▸ **TASK**: Leaving out the images, return the data below exactly as it is written.

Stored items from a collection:
_ _ _ _

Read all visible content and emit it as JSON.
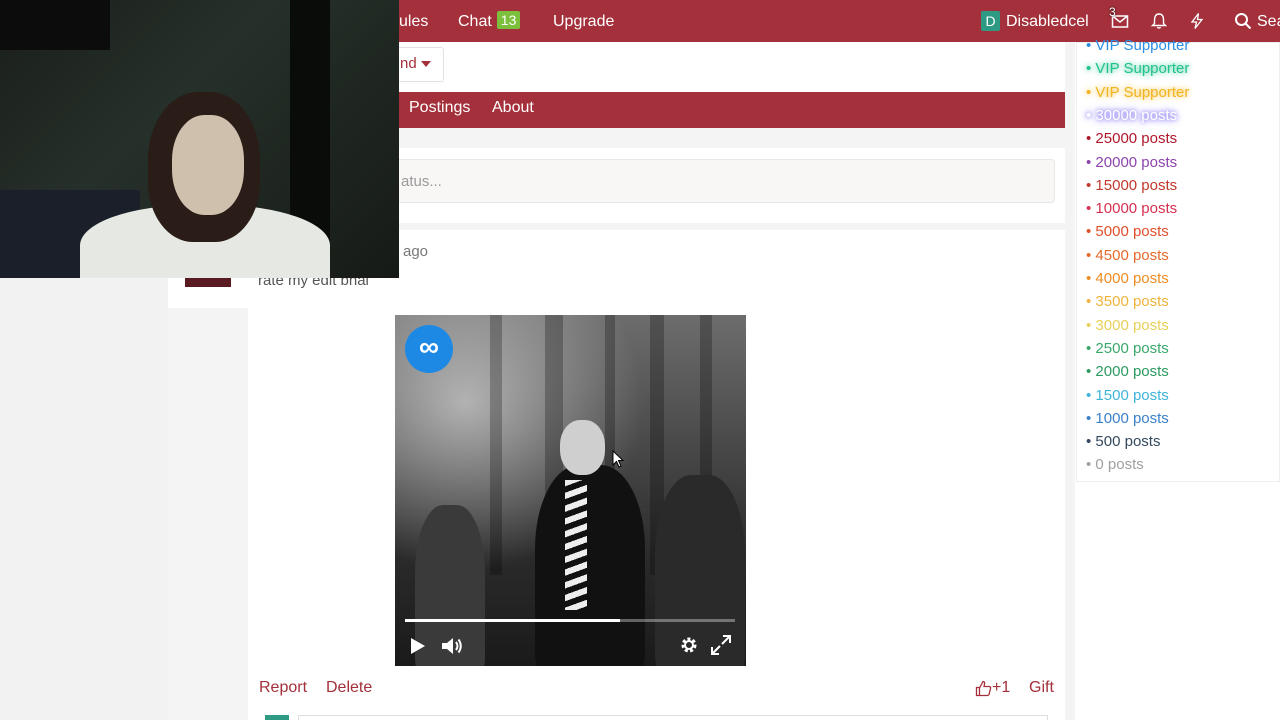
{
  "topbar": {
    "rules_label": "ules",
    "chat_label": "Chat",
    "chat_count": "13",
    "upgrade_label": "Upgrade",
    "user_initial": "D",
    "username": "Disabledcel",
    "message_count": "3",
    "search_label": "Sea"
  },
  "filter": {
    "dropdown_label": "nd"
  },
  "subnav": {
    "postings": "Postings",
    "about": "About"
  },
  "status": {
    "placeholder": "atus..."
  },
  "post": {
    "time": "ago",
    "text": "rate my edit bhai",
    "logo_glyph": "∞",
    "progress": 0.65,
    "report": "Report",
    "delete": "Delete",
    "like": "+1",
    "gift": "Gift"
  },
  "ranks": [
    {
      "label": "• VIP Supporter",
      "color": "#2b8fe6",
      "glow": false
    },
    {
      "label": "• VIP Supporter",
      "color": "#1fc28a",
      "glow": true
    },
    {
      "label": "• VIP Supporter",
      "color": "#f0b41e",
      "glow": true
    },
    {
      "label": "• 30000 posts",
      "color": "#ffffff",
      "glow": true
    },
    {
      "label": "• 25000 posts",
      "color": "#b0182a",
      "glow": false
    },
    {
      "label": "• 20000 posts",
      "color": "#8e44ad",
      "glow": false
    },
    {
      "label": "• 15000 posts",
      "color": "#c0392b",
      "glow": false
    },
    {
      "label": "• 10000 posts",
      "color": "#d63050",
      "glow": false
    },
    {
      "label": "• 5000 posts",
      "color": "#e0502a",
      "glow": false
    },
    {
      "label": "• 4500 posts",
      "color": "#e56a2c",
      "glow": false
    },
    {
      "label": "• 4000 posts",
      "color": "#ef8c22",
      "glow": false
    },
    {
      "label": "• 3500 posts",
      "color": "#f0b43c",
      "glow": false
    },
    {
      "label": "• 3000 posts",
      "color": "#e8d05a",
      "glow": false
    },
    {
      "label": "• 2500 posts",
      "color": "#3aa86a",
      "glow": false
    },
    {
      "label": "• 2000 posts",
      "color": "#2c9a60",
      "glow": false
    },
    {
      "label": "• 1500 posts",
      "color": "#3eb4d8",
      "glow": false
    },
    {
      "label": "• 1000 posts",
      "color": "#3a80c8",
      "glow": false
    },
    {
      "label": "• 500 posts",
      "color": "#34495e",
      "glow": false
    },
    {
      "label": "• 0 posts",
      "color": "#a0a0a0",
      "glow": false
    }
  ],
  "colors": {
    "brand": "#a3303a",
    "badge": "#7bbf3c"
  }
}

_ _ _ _

▸ **SOLUTION TO THIS TASK**:
Read all visible content and emit it as JSON.
{
  "topbar": {
    "rules_label": "ules",
    "chat_label": "Chat",
    "chat_count": "13",
    "upgrade_label": "Upgrade",
    "user_initial": "D",
    "username": "Disabledcel",
    "message_count": "3",
    "search_label": "Sea"
  },
  "filter": {
    "dropdown_label": "nd"
  },
  "subnav": {
    "postings": "Postings",
    "about": "About"
  },
  "status": {
    "placeholder": "atus..."
  },
  "post": {
    "time": "ago",
    "text": "rate my edit bhai",
    "logo_glyph": "∞",
    "progress": 0.65,
    "report": "Report",
    "delete": "Delete",
    "like": "+1",
    "gift": "Gift"
  },
  "ranks": [
    {
      "label": "• VIP Supporter",
      "color": "#2b8fe6",
      "glow": false
    },
    {
      "label": "• VIP Supporter",
      "color": "#1fc28a",
      "glow": true
    },
    {
      "label": "• VIP Supporter",
      "color": "#f0b41e",
      "glow": true
    },
    {
      "label": "• 30000 posts",
      "color": "#ffffff",
      "glow": true
    },
    {
      "label": "• 25000 posts",
      "color": "#b0182a",
      "glow": false
    },
    {
      "label": "• 20000 posts",
      "color": "#8e44ad",
      "glow": false
    },
    {
      "label": "• 15000 posts",
      "color": "#c0392b",
      "glow": false
    },
    {
      "label": "• 10000 posts",
      "color": "#d63050",
      "glow": false
    },
    {
      "label": "• 5000 posts",
      "color": "#e0502a",
      "glow": false
    },
    {
      "label": "• 4500 posts",
      "color": "#e56a2c",
      "glow": false
    },
    {
      "label": "• 4000 posts",
      "color": "#ef8c22",
      "glow": false
    },
    {
      "label": "• 3500 posts",
      "color": "#f0b43c",
      "glow": false
    },
    {
      "label": "• 3000 posts",
      "color": "#e8d05a",
      "glow": false
    },
    {
      "label": "• 2500 posts",
      "color": "#3aa86a",
      "glow": false
    },
    {
      "label": "• 2000 posts",
      "color": "#2c9a60",
      "glow": false
    },
    {
      "label": "• 1500 posts",
      "color": "#3eb4d8",
      "glow": false
    },
    {
      "label": "• 1000 posts",
      "color": "#3a80c8",
      "glow": false
    },
    {
      "label": "• 500 posts",
      "color": "#34495e",
      "glow": false
    },
    {
      "label": "• 0 posts",
      "color": "#a0a0a0",
      "glow": false
    }
  ],
  "colors": {
    "brand": "#a3303a",
    "badge": "#7bbf3c"
  }
}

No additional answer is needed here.